In the Gulf, fintech startups are expected to attract $2 billion in private funding over the next 10 years, compared to $150 million over the previous decade. We are already seeing global interest in the regulatory sandbox, with a total of 29 companies, of which two are from India.
The graduate, Tarabut Gateway, is a technology-based innovative open banking solution providing connectivity to banks to assist their customers in accessing account information across different banks on a single platform. Rain, the second graduating company, is the first sharia-compliant crypto-currency exchange in the Kingdom.
YS: As the smallest country in the Gulf region, how is Bahrain differentiating itself?
KAR: Bahrain is small, but small is beautiful. We need to be agile; we need to be quick; we need to provide a boutique service. We have the potential to continue to play a role as an entryway for people to access this wider opportunity. Nobody is going to come to Bahrain for our market size.
Just like Singapore and Hong Kong became dynamic, forward-thinking, agile, and quick-moving countries, Bahrain’s private sector approach to business -- what we call the 'Team Bahrain approach' where public and private sectors from policymakers to young entrepreneurs work together -- is the key to our success.
That’s where we differentiate ourselves.
YS: What will be the key focus areas for EDB with regard to startups? What are the future plans of EDB to enhance the scope or influence of startups in Bahrain?

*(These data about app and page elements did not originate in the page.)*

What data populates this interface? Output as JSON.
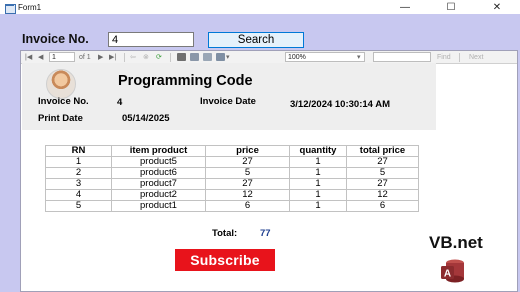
{
  "window": {
    "title": "Form1",
    "controls": {
      "minimize": "—",
      "maximize": "☐",
      "close": "✕"
    }
  },
  "search": {
    "label": "Invoice No.",
    "value": "4",
    "button_label": "Search"
  },
  "toolbar": {
    "page": "1",
    "of_pages": "of 1",
    "zoom": "100%",
    "find_label": "Find",
    "next_label": "Next"
  },
  "report": {
    "company": "Programming Code",
    "invoice_no_label": "Invoice No.",
    "invoice_no": "4",
    "invoice_date_label": "Invoice Date",
    "invoice_date": "3/12/2024 10:30:14 AM",
    "print_date_label": "Print Date",
    "print_date": "05/14/2025",
    "columns": [
      "RN",
      "item product",
      "price",
      "quantity",
      "total price"
    ],
    "rows": [
      [
        "1",
        "product5",
        "27",
        "1",
        "27"
      ],
      [
        "2",
        "product6",
        "5",
        "1",
        "5"
      ],
      [
        "3",
        "product7",
        "27",
        "1",
        "27"
      ],
      [
        "4",
        "product2",
        "12",
        "1",
        "12"
      ],
      [
        "5",
        "product1",
        "6",
        "1",
        "6"
      ]
    ],
    "total_label": "Total:",
    "total_value": "77"
  },
  "overlay": {
    "subscribe": "Subscribe",
    "brand": "VB.net",
    "access_letter": "A"
  },
  "colors": {
    "form_bg": "#c8c8f0",
    "subscribe_bg": "#e8131b",
    "total_color": "#1f3f8f",
    "access_red": "#a4373a"
  }
}
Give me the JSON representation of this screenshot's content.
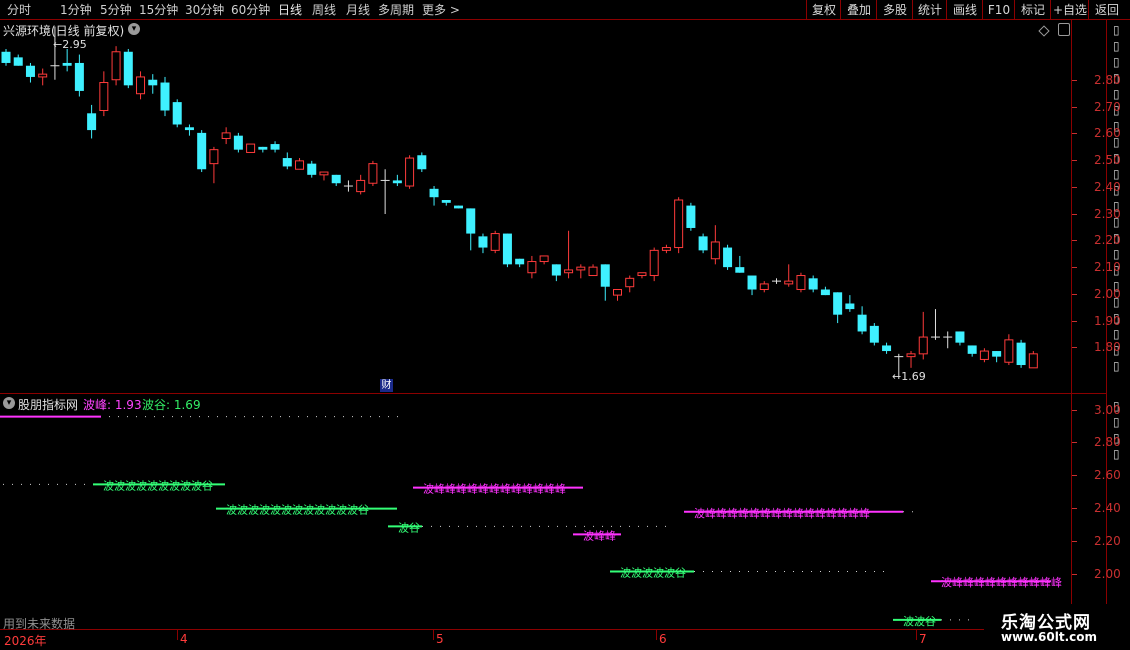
{
  "toolbar": {
    "periods": [
      "分时",
      "1分钟",
      "5分钟",
      "15分钟",
      "30分钟",
      "60分钟",
      "日线",
      "周线",
      "月线",
      "多周期",
      "更多"
    ],
    "active_period": "日线",
    "more_arrow": ">",
    "right_buttons": [
      "复权",
      "叠加",
      "多股",
      "统计",
      "画线",
      "F10",
      "标记",
      "+自选",
      "返回"
    ]
  },
  "chart": {
    "title": "兴源环境(日线 前复权)",
    "y_ticks": [
      "2.80",
      "2.70",
      "2.60",
      "2.50",
      "2.40",
      "2.30",
      "2.20",
      "2.10",
      "2.00",
      "1.90",
      "1.80"
    ],
    "high_label": "2.95",
    "low_label": "1.69",
    "finance_marker": "财",
    "colors": {
      "up": "#ff3b3b",
      "down": "#3ff0ff",
      "doji": "#e0e0e0"
    }
  },
  "chart_data": {
    "type": "candlestick",
    "ylim": [
      1.64,
      2.97
    ],
    "candles": [
      {
        "o": 2.86,
        "h": 2.87,
        "l": 2.81,
        "c": 2.82
      },
      {
        "o": 2.84,
        "h": 2.85,
        "l": 2.81,
        "c": 2.81
      },
      {
        "o": 2.81,
        "h": 2.82,
        "l": 2.75,
        "c": 2.77
      },
      {
        "o": 2.77,
        "h": 2.8,
        "l": 2.74,
        "c": 2.78
      },
      {
        "o": 2.81,
        "h": 2.95,
        "l": 2.76,
        "c": 2.81
      },
      {
        "o": 2.82,
        "h": 2.87,
        "l": 2.79,
        "c": 2.81
      },
      {
        "o": 2.82,
        "h": 2.85,
        "l": 2.7,
        "c": 2.72
      },
      {
        "o": 2.64,
        "h": 2.67,
        "l": 2.55,
        "c": 2.58
      },
      {
        "o": 2.65,
        "h": 2.79,
        "l": 2.63,
        "c": 2.75
      },
      {
        "o": 2.76,
        "h": 2.88,
        "l": 2.74,
        "c": 2.86
      },
      {
        "o": 2.86,
        "h": 2.87,
        "l": 2.73,
        "c": 2.74
      },
      {
        "o": 2.71,
        "h": 2.79,
        "l": 2.69,
        "c": 2.77
      },
      {
        "o": 2.76,
        "h": 2.78,
        "l": 2.71,
        "c": 2.74
      },
      {
        "o": 2.75,
        "h": 2.77,
        "l": 2.63,
        "c": 2.65
      },
      {
        "o": 2.68,
        "h": 2.69,
        "l": 2.59,
        "c": 2.6
      },
      {
        "o": 2.59,
        "h": 2.6,
        "l": 2.56,
        "c": 2.58
      },
      {
        "o": 2.57,
        "h": 2.58,
        "l": 2.43,
        "c": 2.44
      },
      {
        "o": 2.46,
        "h": 2.52,
        "l": 2.39,
        "c": 2.51
      },
      {
        "o": 2.55,
        "h": 2.59,
        "l": 2.53,
        "c": 2.57
      },
      {
        "o": 2.56,
        "h": 2.57,
        "l": 2.5,
        "c": 2.51
      },
      {
        "o": 2.5,
        "h": 2.53,
        "l": 2.5,
        "c": 2.53
      },
      {
        "o": 2.52,
        "h": 2.52,
        "l": 2.5,
        "c": 2.51
      },
      {
        "o": 2.53,
        "h": 2.54,
        "l": 2.5,
        "c": 2.51
      },
      {
        "o": 2.48,
        "h": 2.5,
        "l": 2.44,
        "c": 2.45
      },
      {
        "o": 2.44,
        "h": 2.48,
        "l": 2.44,
        "c": 2.47
      },
      {
        "o": 2.46,
        "h": 2.47,
        "l": 2.41,
        "c": 2.42
      },
      {
        "o": 2.42,
        "h": 2.43,
        "l": 2.4,
        "c": 2.43
      },
      {
        "o": 2.42,
        "h": 2.42,
        "l": 2.38,
        "c": 2.39
      },
      {
        "o": 2.38,
        "h": 2.4,
        "l": 2.36,
        "c": 2.38
      },
      {
        "o": 2.36,
        "h": 2.42,
        "l": 2.35,
        "c": 2.4
      },
      {
        "o": 2.39,
        "h": 2.47,
        "l": 2.38,
        "c": 2.46
      },
      {
        "o": 2.4,
        "h": 2.44,
        "l": 2.28,
        "c": 2.4
      },
      {
        "o": 2.4,
        "h": 2.42,
        "l": 2.38,
        "c": 2.39
      },
      {
        "o": 2.38,
        "h": 2.49,
        "l": 2.37,
        "c": 2.48
      },
      {
        "o": 2.49,
        "h": 2.5,
        "l": 2.43,
        "c": 2.44
      },
      {
        "o": 2.37,
        "h": 2.38,
        "l": 2.31,
        "c": 2.34
      },
      {
        "o": 2.33,
        "h": 2.33,
        "l": 2.31,
        "c": 2.32
      },
      {
        "o": 2.31,
        "h": 2.31,
        "l": 2.3,
        "c": 2.3
      },
      {
        "o": 2.3,
        "h": 2.3,
        "l": 2.15,
        "c": 2.21
      },
      {
        "o": 2.2,
        "h": 2.21,
        "l": 2.14,
        "c": 2.16
      },
      {
        "o": 2.15,
        "h": 2.22,
        "l": 2.14,
        "c": 2.21
      },
      {
        "o": 2.21,
        "h": 2.21,
        "l": 2.09,
        "c": 2.1
      },
      {
        "o": 2.12,
        "h": 2.12,
        "l": 2.09,
        "c": 2.1
      },
      {
        "o": 2.07,
        "h": 2.13,
        "l": 2.05,
        "c": 2.11
      },
      {
        "o": 2.11,
        "h": 2.13,
        "l": 2.1,
        "c": 2.13
      },
      {
        "o": 2.1,
        "h": 2.1,
        "l": 2.04,
        "c": 2.06
      },
      {
        "o": 2.07,
        "h": 2.22,
        "l": 2.05,
        "c": 2.08
      },
      {
        "o": 2.08,
        "h": 2.1,
        "l": 2.05,
        "c": 2.09
      },
      {
        "o": 2.06,
        "h": 2.1,
        "l": 2.06,
        "c": 2.09
      },
      {
        "o": 2.1,
        "h": 2.1,
        "l": 1.97,
        "c": 2.02
      },
      {
        "o": 1.99,
        "h": 2.01,
        "l": 1.97,
        "c": 2.01
      },
      {
        "o": 2.02,
        "h": 2.06,
        "l": 2.0,
        "c": 2.05
      },
      {
        "o": 2.06,
        "h": 2.07,
        "l": 2.05,
        "c": 2.07
      },
      {
        "o": 2.06,
        "h": 2.16,
        "l": 2.04,
        "c": 2.15
      },
      {
        "o": 2.15,
        "h": 2.17,
        "l": 2.14,
        "c": 2.16
      },
      {
        "o": 2.16,
        "h": 2.34,
        "l": 2.14,
        "c": 2.33
      },
      {
        "o": 2.31,
        "h": 2.32,
        "l": 2.22,
        "c": 2.23
      },
      {
        "o": 2.2,
        "h": 2.21,
        "l": 2.14,
        "c": 2.15
      },
      {
        "o": 2.12,
        "h": 2.24,
        "l": 2.1,
        "c": 2.18
      },
      {
        "o": 2.16,
        "h": 2.17,
        "l": 2.08,
        "c": 2.09
      },
      {
        "o": 2.09,
        "h": 2.13,
        "l": 2.07,
        "c": 2.07
      },
      {
        "o": 2.06,
        "h": 2.06,
        "l": 1.99,
        "c": 2.01
      },
      {
        "o": 2.01,
        "h": 2.04,
        "l": 2.0,
        "c": 2.03
      },
      {
        "o": 2.04,
        "h": 2.05,
        "l": 2.03,
        "c": 2.04
      },
      {
        "o": 2.03,
        "h": 2.1,
        "l": 2.02,
        "c": 2.04
      },
      {
        "o": 2.01,
        "h": 2.07,
        "l": 2.0,
        "c": 2.06
      },
      {
        "o": 2.05,
        "h": 2.06,
        "l": 2.0,
        "c": 2.01
      },
      {
        "o": 2.01,
        "h": 2.02,
        "l": 1.99,
        "c": 1.99
      },
      {
        "o": 2.0,
        "h": 2.0,
        "l": 1.89,
        "c": 1.92
      },
      {
        "o": 1.96,
        "h": 1.99,
        "l": 1.93,
        "c": 1.94
      },
      {
        "o": 1.92,
        "h": 1.95,
        "l": 1.85,
        "c": 1.86
      },
      {
        "o": 1.88,
        "h": 1.89,
        "l": 1.81,
        "c": 1.82
      },
      {
        "o": 1.81,
        "h": 1.82,
        "l": 1.78,
        "c": 1.79
      },
      {
        "o": 1.77,
        "h": 1.78,
        "l": 1.69,
        "c": 1.77
      },
      {
        "o": 1.77,
        "h": 1.79,
        "l": 1.73,
        "c": 1.78
      },
      {
        "o": 1.78,
        "h": 1.93,
        "l": 1.76,
        "c": 1.84
      },
      {
        "o": 1.84,
        "h": 1.94,
        "l": 1.83,
        "c": 1.84
      },
      {
        "o": 1.84,
        "h": 1.86,
        "l": 1.8,
        "c": 1.84
      },
      {
        "o": 1.86,
        "h": 1.86,
        "l": 1.81,
        "c": 1.82
      },
      {
        "o": 1.81,
        "h": 1.81,
        "l": 1.77,
        "c": 1.78
      },
      {
        "o": 1.76,
        "h": 1.8,
        "l": 1.75,
        "c": 1.79
      },
      {
        "o": 1.79,
        "h": 1.79,
        "l": 1.75,
        "c": 1.77
      },
      {
        "o": 1.75,
        "h": 1.85,
        "l": 1.74,
        "c": 1.83
      },
      {
        "o": 1.82,
        "h": 1.83,
        "l": 1.73,
        "c": 1.74
      },
      {
        "o": 1.73,
        "h": 1.79,
        "l": 1.73,
        "c": 1.78
      }
    ]
  },
  "indicator": {
    "name": "股朋指标网",
    "peak_label": "波峰: 1.93",
    "trough_label": "波谷: 1.69",
    "y_ticks": [
      "3.00",
      "2.80",
      "2.60",
      "2.40",
      "2.20",
      "2.00"
    ],
    "future_data_note": "用到未来数据",
    "colors": {
      "peak": "#ff33ff",
      "trough": "#33ff77"
    },
    "ylim": [
      1.64,
      3.09
    ],
    "levels": [
      {
        "kind": "peak",
        "value": 2.95,
        "x0": 0,
        "x1": 101,
        "text": ""
      },
      {
        "kind": "trough",
        "value": 2.53,
        "x0": 93,
        "x1": 225,
        "text": "波波波波波波波波波谷"
      },
      {
        "kind": "trough",
        "value": 2.38,
        "x0": 216,
        "x1": 397,
        "text": "波波波波波波波波波波波波谷"
      },
      {
        "kind": "trough",
        "value": 2.27,
        "x0": 388,
        "x1": 422,
        "text": "波谷"
      },
      {
        "kind": "peak",
        "value": 2.51,
        "x0": 413,
        "x1": 583,
        "text": "波峰峰峰峰峰峰峰峰峰峰峰峰"
      },
      {
        "kind": "peak",
        "value": 2.22,
        "x0": 573,
        "x1": 621,
        "text": "波峰峰"
      },
      {
        "kind": "trough",
        "value": 1.99,
        "x0": 610,
        "x1": 694,
        "text": "波波波波波谷"
      },
      {
        "kind": "peak",
        "value": 2.36,
        "x0": 684,
        "x1": 903,
        "text": "波峰峰峰峰峰峰峰峰峰峰峰峰峰峰峰"
      },
      {
        "kind": "trough",
        "value": 1.69,
        "x0": 893,
        "x1": 941,
        "text": "波波谷"
      },
      {
        "kind": "peak",
        "value": 1.93,
        "x0": 931,
        "x1": 1051,
        "text": "波峰峰峰峰峰峰峰峰峰峰"
      }
    ],
    "dotted_lines": [
      {
        "value": 2.95,
        "x0": 100,
        "x1": 405,
        "color": "#d0d0d0"
      },
      {
        "value": 2.53,
        "x0": 3,
        "x1": 92,
        "color": "#d0d0d0"
      },
      {
        "value": 2.27,
        "x0": 422,
        "x1": 672,
        "color": "#d0d0d0"
      },
      {
        "value": 1.99,
        "x0": 694,
        "x1": 884,
        "color": "#d0d0d0"
      },
      {
        "value": 2.36,
        "x0": 903,
        "x1": 921,
        "color": "#d0d0d0"
      },
      {
        "value": 1.69,
        "x0": 941,
        "x1": 976,
        "color": "#d0d0d0"
      }
    ]
  },
  "date_axis": {
    "labels": [
      {
        "text": "2026年",
        "color": "#ff3b3b"
      },
      {
        "text": "4",
        "color": "#ff3b3b"
      },
      {
        "text": "5",
        "color": "#ff3b3b"
      },
      {
        "text": "6",
        "color": "#ff3b3b"
      },
      {
        "text": "7",
        "color": "#ff3b3b"
      }
    ]
  },
  "watermark": {
    "line1": "乐淘公式网",
    "line2": "www.60lt.com"
  }
}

KAR: At the EDB, we continue to focus on enhancing the business environment in Bahrain to suit startups and multinationals alike.
We focus on a number of sectors where Bahrain has competitive advantages and where we’re seeing true opportunities for investment.
It is important to mention that each of those sectors has a technology component, transforming traditional sectors to non-traditional sectors through disruptions (such as fintech in financial services and Industry 4.0 in manufacturing).
At EDB, we focus on financial services, ICT, tourism, manufacturing, transport and logistics, real estate, and healthcare.
With regards to startups, we are open to new and innovative ideas and companies that can disrupt the sectors we are targeting, including edtech, healthtech, and fintech. In fact, Bahrain just welcomed, Estater, its first proptech application that is a game-changer in the real estate industry.
YS: Would EDB be interested in having strong linkages with the startup ecosystem in India. If so, what are the plans?
KAR: Most definitely. There are already strong historical links between India and Bahrain. The population of Bahrain is just 1/1000th the size of India’s, but a large proportion of Bahraini residents – roughly a third – are Indian. This has helped to create a ‘Bahrain-India Business Corridor’, which accounts for bilateral trade worth more than $1 billion per year.
We continue to see an abundance of opportunity from the subcontinent, especially among Indian startups looking to expand their base to the Middle East in the financial services, technology, and ICT domains.
This was evident in our roadshow to Mumbai last year, and in the recent delegation from India that attended Startup Bahrain Week. A total of 37 delegates participated in the events of that week and represented diverse industries.